**What you need to do:** The string "color" may appear in lines of the entries below. Report how many lines hold it, with only the number.

**Supplied records:**
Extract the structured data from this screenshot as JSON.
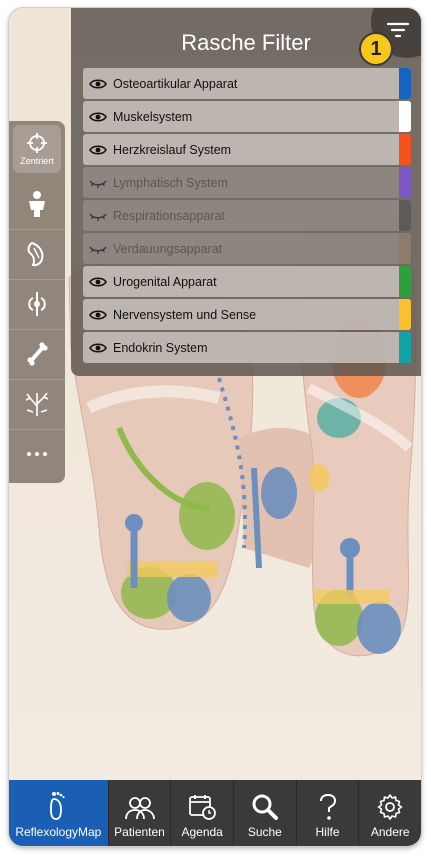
{
  "panel": {
    "title": "Rasche Filter",
    "badge": "1",
    "filter_icon": "filter-lines-icon"
  },
  "filters": [
    {
      "label": "Osteoartikular Apparat",
      "visible": true,
      "color": "#1565c0"
    },
    {
      "label": "Muskelsystem",
      "visible": true,
      "color": "#ffffff"
    },
    {
      "label": "Herzkreislauf System",
      "visible": true,
      "color": "#f4511e"
    },
    {
      "label": "Lymphatisch System",
      "visible": false,
      "color": "#7e57c2"
    },
    {
      "label": "Respirationsapparat",
      "visible": false,
      "color": "#5d5a58"
    },
    {
      "label": "Verdauungsapparat",
      "visible": false,
      "color": "#8d7b6d"
    },
    {
      "label": "Urogenital Apparat",
      "visible": true,
      "color": "#2e9e3e"
    },
    {
      "label": "Nervensystem und Sense",
      "visible": true,
      "color": "#fbc02d"
    },
    {
      "label": "Endokrin System",
      "visible": true,
      "color": "#12a4a4"
    }
  ],
  "toolbar": {
    "centered_label": "Zentriert",
    "tools": [
      "body-icon",
      "muscle-icon",
      "organ-icon",
      "bone-icon",
      "nerve-icon",
      "more-icon"
    ]
  },
  "tabs": [
    {
      "label": "ReflexologyMap",
      "icon": "foot-icon",
      "active": true
    },
    {
      "label": "Patienten",
      "icon": "patients-icon",
      "active": false
    },
    {
      "label": "Agenda",
      "icon": "calendar-icon",
      "active": false
    },
    {
      "label": "Suche",
      "icon": "search-icon",
      "active": false
    },
    {
      "label": "Hilfe",
      "icon": "help-icon",
      "active": false
    },
    {
      "label": "Andere",
      "icon": "gear-icon",
      "active": false
    }
  ]
}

**Your solution:** 9